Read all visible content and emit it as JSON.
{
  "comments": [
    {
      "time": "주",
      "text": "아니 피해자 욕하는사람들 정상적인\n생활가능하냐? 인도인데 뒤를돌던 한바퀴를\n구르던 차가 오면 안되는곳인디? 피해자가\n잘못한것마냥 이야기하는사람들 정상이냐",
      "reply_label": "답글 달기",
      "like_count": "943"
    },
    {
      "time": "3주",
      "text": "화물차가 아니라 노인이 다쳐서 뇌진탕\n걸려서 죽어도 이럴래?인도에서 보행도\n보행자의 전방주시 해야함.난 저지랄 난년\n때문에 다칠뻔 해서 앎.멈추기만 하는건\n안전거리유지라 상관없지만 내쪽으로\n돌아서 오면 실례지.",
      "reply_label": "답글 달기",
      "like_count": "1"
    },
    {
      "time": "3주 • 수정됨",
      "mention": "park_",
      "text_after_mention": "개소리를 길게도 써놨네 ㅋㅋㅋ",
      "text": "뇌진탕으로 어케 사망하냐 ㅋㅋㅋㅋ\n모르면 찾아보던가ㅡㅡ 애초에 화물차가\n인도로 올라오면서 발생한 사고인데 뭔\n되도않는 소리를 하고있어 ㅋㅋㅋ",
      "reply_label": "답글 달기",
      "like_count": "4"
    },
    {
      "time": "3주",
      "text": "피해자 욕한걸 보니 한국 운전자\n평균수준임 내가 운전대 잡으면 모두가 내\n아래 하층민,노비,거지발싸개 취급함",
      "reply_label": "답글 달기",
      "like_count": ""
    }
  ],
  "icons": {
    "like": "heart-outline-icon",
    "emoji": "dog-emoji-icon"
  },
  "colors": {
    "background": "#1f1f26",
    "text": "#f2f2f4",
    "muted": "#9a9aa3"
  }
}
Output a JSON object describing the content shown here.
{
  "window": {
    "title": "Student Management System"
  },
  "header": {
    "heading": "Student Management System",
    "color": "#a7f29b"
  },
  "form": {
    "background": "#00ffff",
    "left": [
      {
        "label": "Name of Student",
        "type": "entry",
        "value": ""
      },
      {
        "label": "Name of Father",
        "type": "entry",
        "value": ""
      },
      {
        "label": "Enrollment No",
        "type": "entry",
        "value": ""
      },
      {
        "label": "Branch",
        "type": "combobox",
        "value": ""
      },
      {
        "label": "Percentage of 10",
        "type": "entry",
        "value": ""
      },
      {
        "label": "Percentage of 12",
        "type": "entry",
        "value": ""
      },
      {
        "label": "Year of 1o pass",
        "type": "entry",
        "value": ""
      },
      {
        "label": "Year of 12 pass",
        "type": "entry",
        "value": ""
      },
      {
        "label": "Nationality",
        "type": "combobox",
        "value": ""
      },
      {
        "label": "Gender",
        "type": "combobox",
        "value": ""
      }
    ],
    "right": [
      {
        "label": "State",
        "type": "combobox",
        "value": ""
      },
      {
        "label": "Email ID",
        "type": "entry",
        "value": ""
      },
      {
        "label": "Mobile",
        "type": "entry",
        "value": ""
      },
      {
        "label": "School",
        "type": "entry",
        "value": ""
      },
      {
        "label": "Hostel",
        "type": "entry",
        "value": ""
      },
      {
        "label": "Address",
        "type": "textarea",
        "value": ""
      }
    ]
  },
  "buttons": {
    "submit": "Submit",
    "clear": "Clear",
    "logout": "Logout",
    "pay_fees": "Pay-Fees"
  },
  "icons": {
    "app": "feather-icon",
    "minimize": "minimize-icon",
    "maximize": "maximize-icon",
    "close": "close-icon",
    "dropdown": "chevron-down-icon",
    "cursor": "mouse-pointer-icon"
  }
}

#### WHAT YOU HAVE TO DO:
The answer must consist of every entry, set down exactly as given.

#### TASK RESULT:
Read all visible content and emit it as JSON.
{
  "comments": [
    {
      "time": "주",
      "text": "아니 피해자 욕하는사람들 정상적인\n생활가능하냐? 인도인데 뒤를돌던 한바퀴를\n구르던 차가 오면 안되는곳인디? 피해자가\n잘못한것마냥 이야기하는사람들 정상이냐",
      "reply_label": "답글 달기",
      "like_count": "943"
    },
    {
      "time": "3주",
      "text": "화물차가 아니라 노인이 다쳐서 뇌진탕\n걸려서 죽어도 이럴래?인도에서 보행도\n보행자의 전방주시 해야함.난 저지랄 난년\n때문에 다칠뻔 해서 앎.멈추기만 하는건\n안전거리유지라 상관없지만 내쪽으로\n돌아서 오면 실례지.",
      "reply_label": "답글 달기",
      "like_count": "1"
    },
    {
      "time": "3주 • 수정됨",
      "mention": "park_",
      "text_after_mention": "개소리를 길게도 써놨네 ㅋㅋㅋ",
      "text": "뇌진탕으로 어케 사망하냐 ㅋㅋㅋㅋ\n모르면 찾아보던가ㅡㅡ 애초에 화물차가\n인도로 올라오면서 발생한 사고인데 뭔\n되도않는 소리를 하고있어 ㅋㅋㅋ",
      "reply_label": "답글 달기",
      "like_count": "4"
    },
    {
      "time": "3주",
      "text": "피해자 욕한걸 보니 한국 운전자\n평균수준임 내가 운전대 잡으면 모두가 내\n아래 하층민,노비,거지발싸개 취급함",
      "reply_label": "답글 달기",
      "like_count": ""
    }
  ],
  "icons": {
    "like": "heart-outline-icon",
    "emoji": "dog-emoji-icon"
  },
  "colors": {
    "background": "#1f1f26",
    "text": "#f2f2f4",
    "muted": "#9a9aa3"
  }
}
Output a JSON object describing the content shown here.
{
  "window": {
    "title": "Student Management System"
  },
  "header": {
    "heading": "Student Management System",
    "color": "#a7f29b"
  },
  "form": {
    "background": "#00ffff",
    "left": [
      {
        "label": "Name of Student",
        "type": "entry",
        "value": ""
      },
      {
        "label": "Name of Father",
        "type": "entry",
        "value": ""
      },
      {
        "label": "Enrollment No",
        "type": "entry",
        "value": ""
      },
      {
        "label": "Branch",
        "type": "combobox",
        "value": ""
      },
      {
        "label": "Percentage of 10",
        "type": "entry",
        "value": ""
      },
      {
        "label": "Percentage of 12",
        "type": "entry",
        "value": ""
      },
      {
        "label": "Year of 1o pass",
        "type": "entry",
        "value": ""
      },
      {
        "label": "Year of 12 pass",
        "type": "entry",
        "value": ""
      },
      {
        "label": "Nationality",
        "type": "combobox",
        "value": ""
      },
      {
        "label": "Gender",
        "type": "combobox",
        "value": ""
      }
    ],
    "right": [
      {
        "label": "State",
        "type": "combobox",
        "value": ""
      },
      {
        "label": "Email ID",
        "type": "entry",
        "value": ""
      },
      {
        "label": "Mobile",
        "type": "entry",
        "value": ""
      },
      {
        "label": "School",
        "type": "entry",
        "value": ""
      },
      {
        "label": "Hostel",
        "type": "entry",
        "value": ""
      },
      {
        "label": "Address",
        "type": "textarea",
        "value": ""
      }
    ]
  },
  "buttons": {
    "submit": "Submit",
    "clear": "Clear",
    "logout": "Logout",
    "pay_fees": "Pay-Fees"
  },
  "icons": {
    "app": "feather-icon",
    "minimize": "minimize-icon",
    "maximize": "maximize-icon",
    "close": "close-icon",
    "dropdown": "chevron-down-icon",
    "cursor": "mouse-pointer-icon"
  }
}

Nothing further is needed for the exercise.